can't save bcd after choosing "select bcd store"


New Member
if i missed this when searching, sorry.
after choosing "select bcd store (in 'file') i edit it but when trying to save it, windows 7x64 tells me the file "xxx.tmp" in in use by... system, and won't let easybcd save the file back to the disk and partition it came from. then when trying to close easybcd windows gives the same message and i can't close easybcd unless i killl it in task manager but, i have to reboot windows to get it to release the .tmp file and after restarting there is nothing in the .tmp file (no suprise) BUT, there is no bcd in the disk/partition that i had selected in easybcd.
at this point i manually copied the bcd from disk0, partition1, to the other partitions (i tried this with easybcd more than once thinking the first time was a fluke) that were missing the bcd file. then i thought maybe i could use bcdedit to correct the order of the entries (if needed) but no matter which partition i open a command prompt in (Windows\System32) and type "BCDEdit /enum" it shows me the BCD file in disk0, partition1, which is the active system in use. i can't use easybcd to look at each BCD file, something is hanging it up. it works fine as long as i don't use "select BCD store" and i don't know if i can use bcdedit like i'm trying to. i'm running easybcd permanently as admin and each time i start it i select run-as-admin from the context menu. i'm not even sure if the bcd stores on the other disk/partitions should be different from the one in the first partition. i've included a scrnsht of the 'bcdedit /enum' result from the disk0, partition1, which is the one i'm on now.
all thisstarted after using vmware converter, vmware wrkstn 10 and acronis b and r 11.5 bootdisk when creating and recovering p2v and v2p the BCD was missing from the vir system and from the system it was made from. i don't know it it was me or a combo of all 3 and me or what.

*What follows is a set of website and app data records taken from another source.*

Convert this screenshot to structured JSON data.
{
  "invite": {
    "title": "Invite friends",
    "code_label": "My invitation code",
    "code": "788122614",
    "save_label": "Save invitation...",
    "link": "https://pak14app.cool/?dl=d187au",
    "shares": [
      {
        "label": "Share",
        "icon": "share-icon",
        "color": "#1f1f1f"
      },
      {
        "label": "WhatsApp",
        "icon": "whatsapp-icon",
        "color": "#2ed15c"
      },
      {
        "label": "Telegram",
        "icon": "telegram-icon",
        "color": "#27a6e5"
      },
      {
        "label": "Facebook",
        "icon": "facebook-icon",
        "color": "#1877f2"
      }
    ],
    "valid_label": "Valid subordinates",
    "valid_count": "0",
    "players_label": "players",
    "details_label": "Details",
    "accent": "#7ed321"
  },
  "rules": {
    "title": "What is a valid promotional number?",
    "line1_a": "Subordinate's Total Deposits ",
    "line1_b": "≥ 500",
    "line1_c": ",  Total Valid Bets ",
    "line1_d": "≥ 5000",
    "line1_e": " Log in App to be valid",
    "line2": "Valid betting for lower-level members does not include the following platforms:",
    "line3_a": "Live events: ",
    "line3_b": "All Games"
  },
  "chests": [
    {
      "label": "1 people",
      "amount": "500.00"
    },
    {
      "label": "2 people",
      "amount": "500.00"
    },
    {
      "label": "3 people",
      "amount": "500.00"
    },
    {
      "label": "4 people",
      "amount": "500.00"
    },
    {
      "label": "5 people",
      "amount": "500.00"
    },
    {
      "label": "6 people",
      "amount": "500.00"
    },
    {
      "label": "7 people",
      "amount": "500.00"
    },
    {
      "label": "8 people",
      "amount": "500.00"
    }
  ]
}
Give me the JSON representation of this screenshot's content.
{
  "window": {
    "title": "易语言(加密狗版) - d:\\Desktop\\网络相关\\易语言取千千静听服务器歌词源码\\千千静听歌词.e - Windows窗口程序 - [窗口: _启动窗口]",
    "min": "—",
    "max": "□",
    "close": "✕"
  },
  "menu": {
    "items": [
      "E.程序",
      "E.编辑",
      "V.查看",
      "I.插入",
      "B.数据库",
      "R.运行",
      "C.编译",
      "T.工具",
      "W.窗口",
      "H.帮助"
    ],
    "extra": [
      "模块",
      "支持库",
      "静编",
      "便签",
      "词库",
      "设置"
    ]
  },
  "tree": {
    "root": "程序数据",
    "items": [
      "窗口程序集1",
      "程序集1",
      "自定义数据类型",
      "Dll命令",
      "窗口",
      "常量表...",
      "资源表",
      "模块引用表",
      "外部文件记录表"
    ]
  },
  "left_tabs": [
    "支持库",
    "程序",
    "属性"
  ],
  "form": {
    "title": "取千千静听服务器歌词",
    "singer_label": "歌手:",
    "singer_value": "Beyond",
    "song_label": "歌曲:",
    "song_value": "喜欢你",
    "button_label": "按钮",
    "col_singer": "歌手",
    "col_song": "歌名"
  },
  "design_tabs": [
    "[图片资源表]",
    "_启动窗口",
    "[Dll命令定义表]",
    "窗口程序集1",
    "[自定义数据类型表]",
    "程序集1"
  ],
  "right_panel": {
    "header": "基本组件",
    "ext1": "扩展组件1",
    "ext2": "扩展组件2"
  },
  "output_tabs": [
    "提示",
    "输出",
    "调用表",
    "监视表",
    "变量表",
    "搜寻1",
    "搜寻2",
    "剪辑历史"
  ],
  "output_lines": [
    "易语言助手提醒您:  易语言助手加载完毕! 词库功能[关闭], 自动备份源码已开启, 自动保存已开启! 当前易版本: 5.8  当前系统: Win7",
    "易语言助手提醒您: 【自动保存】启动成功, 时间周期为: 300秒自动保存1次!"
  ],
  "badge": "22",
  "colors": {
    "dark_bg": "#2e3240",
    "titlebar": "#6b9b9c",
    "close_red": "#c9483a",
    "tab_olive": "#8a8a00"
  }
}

sorry about being so looong winded,
michael clyde

easybcd 2.2
win 7x64 ent
hd0-wd640, hd1-wd500, hd2-wd320


Last edited:


Knows where his towel is.
Staff member
What are you trying to do ?
You don't need a BCD on every OS, just one - on the "active" partition of the highest priority SSD/HDD in the BIOS.


New Member
i guess the only reason there is a BCD file in every os is because when i would choose to boot into that system and save (in easybcd) the configuration, by default, easybcd puts it in 'c' which is in whatever os is active. when using vmware to virtualize a hot os, it ate the BCD file from d1p2 and when i tried to boot into d1p2 it bsod. so i booted back into d0p1 and and went on. i never changed the bios from d0p1 so, i wonder why it bsod'd when booting from d1p2 when it should have looked in the first disk for instructions?
so if i have this right, only the 1st disk (in the bios) and the [active] default os needs to have a BCD file in C:\Boot, no matter how many disk or os's?

if i was in d1p2 and changed the boot order (in easybcd) to have d1p2 boot first would that cause disk1 to show up first in disk management instead of disk0, my usual first boot disk, even though the bios has not been changed?

Last edited:


Knows where his towel is.
Staff member
The BCD is an "always open" MS file.
EasyBCD just modifies its contents according to your instructions.
The BCD is opened by the bootmgr module on the "active" partition of the first HDD in the BIOS boot sequence. It contains the locations of any OS in your multi-boot and passes control to the embedded boot loader (winload.exe). Each OS has a boot loader (in \Windows\Sytem32\ folder), but there's just one boot manager in the root of the previously described "active" partition. (disk management marks it "system") and one BCD in the \boot folder of the same location.

Disk Management flags have the following meanings
"boot" = "this is the system you're running"
"system" = "this is where I found the boot files for the currently running system"
"active" (on the first HDD in the BIOS boot sequence) = "this is where I started the search for the boot files"
"active" (on subsequent HDDs in the BIOS boot sequence) ="this is where I will look if I don't find something in the MBR on the first HDD"

To be more accurate, there might be other bootmgr modules and BCDs existing on the other OS partitions (depending on exactly how you created them in the first place), but they're not used, even if that system is booted.
When you change the default boot choice you don't create a new BCD or move the existing one, you just mark that system as "default" in the live BCD.
If you refer to the italicized section above, you'll note that when you boot different OSs, you'll see that "boot" follows you about, but "system" stays in the same place.